We rocked that Club for ten glorious years & kept quality black music alive in Newcastle.
Now for the first time, we were able to financially support things outside of music, that we felt were good for the City.
So we sponsored the visit of the Anne Frank Exhibition & also traveled abroad at the Council’s invitation, representing Newcastle at an International Conference in Rotterdam.
It was around this time we first coined the phrase ‘Racially Harmonic’ in our publicity for the Club & we had never been so focused.
We also started to hire out midweek to other people & to learn how to work with new promoters & use our experience to help realise the type of events they were into.
This led to us hosting nights like Curves, Moonbase & Triky Disco, giving loads of young, new promoters that first foot in the door, that we’d had to fight so hard for, back in the day.
A Club that matched the times.
The Old Club was such a special place & in the 10 years we were there, we really did up the level of diversity that was available in the City.
It was an exciting time as genres like Drum & Bass first appeared & Funk & Soul shone brightly.
Everyone reading this who ever went there is smiling now… It really was like one great big, never ending, beautiful dream. It was pure nuts.
We had a really cool, diverse, international, crowd & we stuck to our guns & kept all the roughnecks out.
Many important racial, political & social landmarks went down during the time we spent there…
The Anti Apartheid movement in South Africa had been gaining pace & we always supported it through the music we championed in Clubs. On the night of the first free South African election, Nelson Mandela became leader & we celebrated big time. Really happy days.
Frau Thatcher was booted out by her own traitors & Labour came to power. Oh how we danced..!
There were really sad times too, like the tragic death of young Stephen Lawrence. When that happened, in the shocking aftermath we made certain, that we always had copies of the Macpherson report behind the bar to share with anyone who wished to read it.
The Police were totally called out & from that point on, everyone, not just us, realised how racist they were & still are today (often as standard) to Black people & their families.

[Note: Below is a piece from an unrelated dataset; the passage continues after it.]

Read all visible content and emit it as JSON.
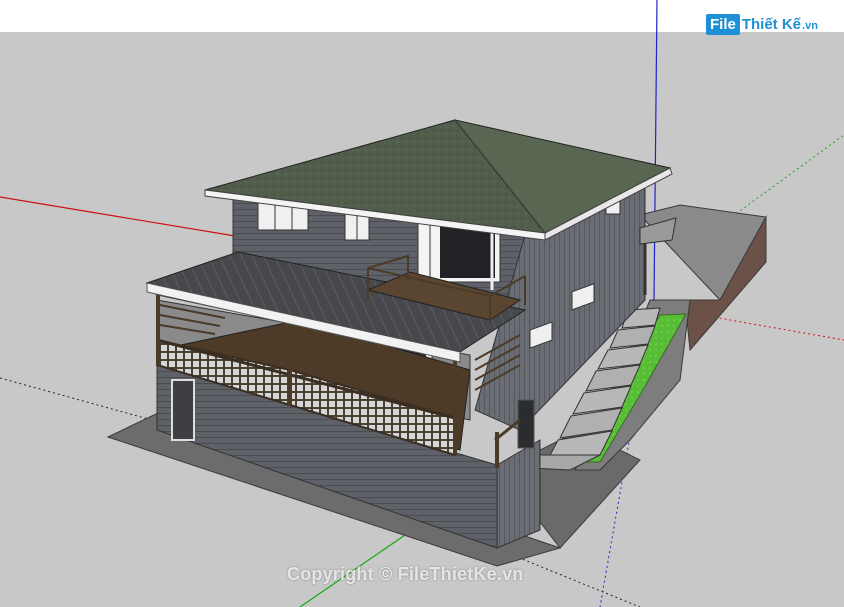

The good times far outweighed the bad though & we made the best of them both. We played for 8 hours at the amazing Millennium party too, so this was both an era defining time & an era defining little Club.
Everyone shared in it & artists like Jamiroquai & Moby would pop in & chill with us when they were playing in town. It was the most amazing musical scene & tremendous little, far reaching Club.
'Powershow' by the mighty Fela Kuti, was just one, of the many big, uplifting anthems we rocked with down there (& still rock today). We all shared in it's sublime majesty, as we danced away, in that magical little house that was our home.